Even if you suspect your headaches are not symptoms of migraines, it is still crucial to see a doctor before attempting to treat your head pain. Taking the wrong type of pain medication could make your headache symptoms worse.
Parts 1 and 2 dealt with migraine headaches and other headache types, including sinus headaches, and tension headaches. Part 3 addresses cluster headaches and rebound headaches, including symptoms and treatment.
Cluster headaches are recurring headaches that come in a set, or “cluster.” Cluster headache periods may be sporadic- you might go weeks, months, or even years without suffering even one episode of cluster headaches. When they do strike, cluster headaches are excruciatingly painful and disabling. Cluster headache patients often describe them as “the worst headaches of their life.” One cluster headache phase can last for approximately one month.
Symptoms of cluster headaches are:
- Sharp, burning pain on one side of the head
- Pain that emanates from the temple or eye region on either side of the head
- Pain that strikes suddenly and intensifies quickly in a few minutes’ time
- Pain that happens at a consistent time of day

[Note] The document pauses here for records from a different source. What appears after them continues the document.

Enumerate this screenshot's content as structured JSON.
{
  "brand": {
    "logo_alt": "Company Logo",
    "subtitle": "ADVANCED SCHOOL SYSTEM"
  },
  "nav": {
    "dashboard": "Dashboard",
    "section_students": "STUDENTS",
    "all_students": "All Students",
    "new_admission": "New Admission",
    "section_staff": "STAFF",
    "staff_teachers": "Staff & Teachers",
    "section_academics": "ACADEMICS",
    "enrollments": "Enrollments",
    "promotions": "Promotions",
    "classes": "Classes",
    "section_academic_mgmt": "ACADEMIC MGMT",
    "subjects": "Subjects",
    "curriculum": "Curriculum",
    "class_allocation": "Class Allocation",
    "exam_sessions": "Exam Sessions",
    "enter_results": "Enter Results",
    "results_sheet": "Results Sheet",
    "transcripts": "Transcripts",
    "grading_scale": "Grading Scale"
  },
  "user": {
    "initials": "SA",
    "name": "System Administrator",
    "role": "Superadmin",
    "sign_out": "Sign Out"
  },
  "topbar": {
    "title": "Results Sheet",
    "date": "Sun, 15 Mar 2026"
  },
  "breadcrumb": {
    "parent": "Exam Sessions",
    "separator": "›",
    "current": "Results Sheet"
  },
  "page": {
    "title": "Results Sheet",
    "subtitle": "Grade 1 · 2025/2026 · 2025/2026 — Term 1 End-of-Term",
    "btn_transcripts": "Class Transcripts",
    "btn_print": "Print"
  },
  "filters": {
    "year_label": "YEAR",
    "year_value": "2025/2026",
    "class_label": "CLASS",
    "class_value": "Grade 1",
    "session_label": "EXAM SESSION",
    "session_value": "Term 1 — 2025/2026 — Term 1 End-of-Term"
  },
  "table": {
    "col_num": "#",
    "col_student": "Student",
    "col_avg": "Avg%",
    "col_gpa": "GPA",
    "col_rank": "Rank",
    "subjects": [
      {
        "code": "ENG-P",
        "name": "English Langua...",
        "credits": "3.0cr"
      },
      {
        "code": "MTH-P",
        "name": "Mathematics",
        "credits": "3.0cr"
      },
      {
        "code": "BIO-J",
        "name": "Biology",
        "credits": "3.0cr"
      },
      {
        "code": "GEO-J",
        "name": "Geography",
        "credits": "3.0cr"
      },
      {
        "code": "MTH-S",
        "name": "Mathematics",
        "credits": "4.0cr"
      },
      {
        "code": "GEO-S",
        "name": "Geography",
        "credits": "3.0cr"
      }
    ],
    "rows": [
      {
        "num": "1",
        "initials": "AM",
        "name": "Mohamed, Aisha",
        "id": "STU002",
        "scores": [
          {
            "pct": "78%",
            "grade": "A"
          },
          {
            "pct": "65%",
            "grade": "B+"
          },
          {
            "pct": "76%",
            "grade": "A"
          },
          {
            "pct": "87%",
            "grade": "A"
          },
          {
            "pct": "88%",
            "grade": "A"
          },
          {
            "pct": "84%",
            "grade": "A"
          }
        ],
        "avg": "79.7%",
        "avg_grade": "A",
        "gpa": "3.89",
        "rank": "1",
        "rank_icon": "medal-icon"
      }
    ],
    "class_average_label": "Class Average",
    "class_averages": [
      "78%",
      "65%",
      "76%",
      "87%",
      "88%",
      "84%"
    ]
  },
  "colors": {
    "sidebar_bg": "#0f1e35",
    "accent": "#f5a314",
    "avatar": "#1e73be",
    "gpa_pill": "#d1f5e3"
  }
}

- Puffy, reddened watery eyes
- Droopy, sagging eyelid
- Nasal congestion
Treatments for cluster headaches are:
- Oxygen inhalation therapy
- Triptan medications
- Ergotamine preparations
- Preventative medications include anti-seizure drugs, corticosteroids (short-term), verapamil, and lithium.
If your first reaction to headache symptoms is to reach for a bottle of OTC analgesic pain relievers, then you increase your chances of becoming addicted and experiencing rebound headaches. Particularly at risk are headache sufferers who take more pills than recommended on the package label or by their physician. You might feel temporary pain relief, but the withdrawal symptoms you experience later will include recurring headache pain, creating a cycle of addiction that is difficult to break. Prolonged usage of analgesic pain relievers causes a neurological malfunction that interrupts pain signals in the brain.
Medications that cause rebound headaches are:
- Sinus medicine
- Non-steroidal anti-inflammatory medications (NSAIDs)
- Sleeping pills
- Prescription narcotics
- OTC pain relievers that contain caffeine
- Ergotamine medications
- Triptan medications for migraines, if taken more than twice per week
Treatments for rebound headaches include:
- Quitting “cold turkey”
- Weaning off medication through supervised detoxification in a hospital setting
- For prevention of rebound headache, heeding package labels on medications, limiting OTC pain relievers to the smallest possible dose, and no more than twice in one week, unless advised otherwise by your physician
Read more about different types of headaches:
Migraines and other Types of Headaches- How many are there? Part 1
Migraines and other Types of Headaches- How many are there? Part 2
Is it a Cluster Headache or a Migraine?
Are You on the Rebound with Your Headache?
Rebound Headaches, Anyone?
Is It a Cluster Headache and What Can Ease the Pain? – Headaches and Migraines – Health.com
Medicines for Cluster Headaches- Health.com
Rebound Headaches- Cleveland Clinic
Image credits, from top:
ToastyKen, aerodesign.pl, Maggie Smith